Our faraday enclosure is made of steel fabric. It is too thin to block magnetic fields. But it blocks electrostatic fields and it reflects electromagnetic waves. The mains hum we observe in our laboratory must be due either to electrostatic fields or electromagnetic waves. It cannot be generated by magnetic fields.

Let us estimate the magnitude of the mains hum our table could pick up by electrostatic fields from the AC wires in the walls, floor, and ceiling of our laboratory. We model the table as a meter-square plate. Now suppose the wires in the wall act like another square-meter metal plate. This assumption greatly exaggerates the effective area and voltage of the wires, but we will find that even this exaggerated area and voltage is insufficient to explain our body's mains hum, so let us proceed with our exaggerated assumption.

Our body and the wires are separated by one meter. The capacitance of two plates of area one meter separated by one meter is 10 pF. The impedance of 10 pF at 60 Hz is 300 MΩ, which is much greater than the 10-MΩ source impedance of our table's mains hum. The actual area presented by the wires in the wall will be less than one hundredth of a square meter, so the actual source impedance of the mains hum induced by the electrostatic field will be tens of thousands of megaohms. This calculation suggests that it is impossible for mains hum to be caused by electrostatic fields.

We are left with only one possible source of mains hum: electromagnetic waves radiated by current-carrying wires that induce voltages in all conducting objects, including metal furniture, human bodies, and the wires of our SCTs. These waves are 60-Hz radio waves.
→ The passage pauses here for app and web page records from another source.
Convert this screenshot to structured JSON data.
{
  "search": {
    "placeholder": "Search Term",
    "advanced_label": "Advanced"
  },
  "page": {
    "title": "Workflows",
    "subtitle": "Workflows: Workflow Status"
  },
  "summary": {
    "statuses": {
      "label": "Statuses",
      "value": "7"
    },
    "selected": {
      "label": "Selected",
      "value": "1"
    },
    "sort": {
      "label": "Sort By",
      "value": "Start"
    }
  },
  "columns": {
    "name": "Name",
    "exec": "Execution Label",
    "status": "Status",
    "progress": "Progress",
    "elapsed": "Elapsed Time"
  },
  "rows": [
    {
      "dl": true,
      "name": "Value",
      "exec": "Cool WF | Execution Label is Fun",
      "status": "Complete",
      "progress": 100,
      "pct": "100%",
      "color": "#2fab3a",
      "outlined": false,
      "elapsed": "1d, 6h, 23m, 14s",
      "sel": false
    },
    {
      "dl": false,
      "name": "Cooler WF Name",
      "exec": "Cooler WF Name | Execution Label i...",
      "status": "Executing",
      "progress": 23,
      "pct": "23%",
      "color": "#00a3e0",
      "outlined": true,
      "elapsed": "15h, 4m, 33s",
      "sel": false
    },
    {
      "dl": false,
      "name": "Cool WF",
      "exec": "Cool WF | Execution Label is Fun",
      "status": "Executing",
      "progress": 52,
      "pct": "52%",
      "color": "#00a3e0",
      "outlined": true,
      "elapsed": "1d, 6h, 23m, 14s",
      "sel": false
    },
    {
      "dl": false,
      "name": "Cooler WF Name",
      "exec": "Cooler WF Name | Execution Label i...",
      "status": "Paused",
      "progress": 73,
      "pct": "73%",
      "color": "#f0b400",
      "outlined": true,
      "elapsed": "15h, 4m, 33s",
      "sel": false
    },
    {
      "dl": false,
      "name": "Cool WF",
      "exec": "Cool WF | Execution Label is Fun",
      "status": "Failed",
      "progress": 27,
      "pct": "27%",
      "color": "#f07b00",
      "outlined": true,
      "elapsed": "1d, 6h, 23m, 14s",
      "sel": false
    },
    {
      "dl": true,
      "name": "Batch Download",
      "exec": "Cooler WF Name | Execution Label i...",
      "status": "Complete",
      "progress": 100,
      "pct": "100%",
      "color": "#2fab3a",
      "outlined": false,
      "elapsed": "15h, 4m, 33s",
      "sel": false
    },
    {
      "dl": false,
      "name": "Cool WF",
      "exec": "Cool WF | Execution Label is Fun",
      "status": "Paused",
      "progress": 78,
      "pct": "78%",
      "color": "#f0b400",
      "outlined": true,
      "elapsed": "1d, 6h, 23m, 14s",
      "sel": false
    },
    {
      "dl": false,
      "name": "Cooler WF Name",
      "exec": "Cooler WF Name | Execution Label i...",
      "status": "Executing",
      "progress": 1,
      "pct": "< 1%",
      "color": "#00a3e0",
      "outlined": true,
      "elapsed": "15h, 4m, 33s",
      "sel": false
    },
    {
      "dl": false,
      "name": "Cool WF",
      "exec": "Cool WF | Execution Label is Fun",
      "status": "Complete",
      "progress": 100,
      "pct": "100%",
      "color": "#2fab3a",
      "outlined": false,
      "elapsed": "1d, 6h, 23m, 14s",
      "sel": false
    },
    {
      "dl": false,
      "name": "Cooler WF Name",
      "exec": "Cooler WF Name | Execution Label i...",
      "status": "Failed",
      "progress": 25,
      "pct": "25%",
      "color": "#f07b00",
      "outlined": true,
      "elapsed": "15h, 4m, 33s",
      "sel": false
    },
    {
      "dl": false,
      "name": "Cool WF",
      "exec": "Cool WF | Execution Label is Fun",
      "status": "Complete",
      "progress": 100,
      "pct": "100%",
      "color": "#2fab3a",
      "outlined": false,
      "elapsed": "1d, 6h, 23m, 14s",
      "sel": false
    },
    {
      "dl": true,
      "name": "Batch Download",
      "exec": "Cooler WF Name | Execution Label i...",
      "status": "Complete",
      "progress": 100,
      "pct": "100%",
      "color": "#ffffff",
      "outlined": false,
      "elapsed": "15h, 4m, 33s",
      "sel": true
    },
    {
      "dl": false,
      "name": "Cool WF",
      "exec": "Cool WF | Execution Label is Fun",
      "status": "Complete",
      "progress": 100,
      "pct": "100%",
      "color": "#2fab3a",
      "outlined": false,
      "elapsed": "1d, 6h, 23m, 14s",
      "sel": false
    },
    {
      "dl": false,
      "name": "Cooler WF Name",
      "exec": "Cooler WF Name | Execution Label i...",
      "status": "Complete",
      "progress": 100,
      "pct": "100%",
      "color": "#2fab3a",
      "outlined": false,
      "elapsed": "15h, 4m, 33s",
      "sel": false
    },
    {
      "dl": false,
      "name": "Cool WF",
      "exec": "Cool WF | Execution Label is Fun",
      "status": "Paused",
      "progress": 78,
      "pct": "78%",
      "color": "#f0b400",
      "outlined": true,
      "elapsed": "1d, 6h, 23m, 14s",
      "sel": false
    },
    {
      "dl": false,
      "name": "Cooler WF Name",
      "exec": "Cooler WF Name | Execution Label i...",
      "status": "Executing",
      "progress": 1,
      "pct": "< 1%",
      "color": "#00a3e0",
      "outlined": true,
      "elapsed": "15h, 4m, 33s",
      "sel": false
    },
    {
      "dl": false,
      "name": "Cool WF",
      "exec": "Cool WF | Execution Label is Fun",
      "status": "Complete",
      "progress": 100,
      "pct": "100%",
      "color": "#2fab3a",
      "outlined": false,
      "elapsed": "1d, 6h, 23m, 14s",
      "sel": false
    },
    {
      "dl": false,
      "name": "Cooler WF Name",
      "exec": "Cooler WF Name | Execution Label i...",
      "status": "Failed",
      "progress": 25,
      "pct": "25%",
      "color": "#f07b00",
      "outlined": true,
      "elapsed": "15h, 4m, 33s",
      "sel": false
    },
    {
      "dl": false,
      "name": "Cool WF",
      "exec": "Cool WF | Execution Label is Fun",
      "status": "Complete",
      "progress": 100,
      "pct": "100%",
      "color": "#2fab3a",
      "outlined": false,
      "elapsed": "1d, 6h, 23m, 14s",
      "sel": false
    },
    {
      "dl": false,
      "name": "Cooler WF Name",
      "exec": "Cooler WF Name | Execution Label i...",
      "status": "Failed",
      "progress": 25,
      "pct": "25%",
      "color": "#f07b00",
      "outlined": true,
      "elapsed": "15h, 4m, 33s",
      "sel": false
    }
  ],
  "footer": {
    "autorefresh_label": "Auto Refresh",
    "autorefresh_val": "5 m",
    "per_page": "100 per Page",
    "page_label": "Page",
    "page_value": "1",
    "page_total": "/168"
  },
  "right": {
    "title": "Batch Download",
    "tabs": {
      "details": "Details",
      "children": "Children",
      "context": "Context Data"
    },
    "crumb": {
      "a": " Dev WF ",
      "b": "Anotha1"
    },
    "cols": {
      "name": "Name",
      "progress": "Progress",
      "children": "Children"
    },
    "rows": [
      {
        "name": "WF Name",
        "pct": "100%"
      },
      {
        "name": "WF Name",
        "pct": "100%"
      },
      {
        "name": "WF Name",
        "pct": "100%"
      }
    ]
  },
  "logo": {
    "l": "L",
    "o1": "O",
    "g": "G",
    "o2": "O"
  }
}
Their wavelength is 6,000 km. A loop of wire attached to our oscilloscope probe is so much smaller than the wavelength that whatever voltage the incoming 60-Hz wave induces in one side of the loop should be canceled by an opposite voltage induced on the other side of the loop. And indeed we observe no mains hum pick-up with a loop of wire on our table-top. When we connect the tips of our SCT leads together, we make a loop antenna out of the leads, so 60-Hz waves would induce no mains hum. And indeed this is the case: connected EEG electrodes result in no mains hum on our table top. If we lay the two leads down so they are touching along their entire length, and they terminate next to one another but without touching, the 60-Hz waves should induce almost the same voltage in the two leads, so we should pick up a minimum of mains hum. And this is indeed the case: we get the least mains hum when the leads are close together and the same length. If we separate the two leads so they go off in different directions, the 60-Hz waves should induce different voltages in the leads, and we will see a maximum of mains hum. This is also the case: we see >30 mV mains hum only if the leads are separated.

Another property of 60-Hz electromagnetic waves is that they will be far-reaching, their power diminishing as the square of the distance from the current-carrying wires. And indeed: we see mains hum in the middle of our laboratory, even if we clear away all nearby electrical cords. Mains-hum radio waves permeate every building supplied with AC power, and the immediate surroundings of these buildings.

The power radiated by a current-carrying AC wire increases with current, so we expect to see mains hum amplitude fluctuating during the day as current consumptino changes within our building. This is also the case: when we record mains hum continuously with our SCTs, the power fluctuates with a combination of one-day and seven-day cycles.

Mains hum is caused by 50-Hz or 60-Hz radio-waves transmitted by power lines. We can shield our instruments from them with a faraday enclosure, or by implanting our instrument entirely within the same conducting body.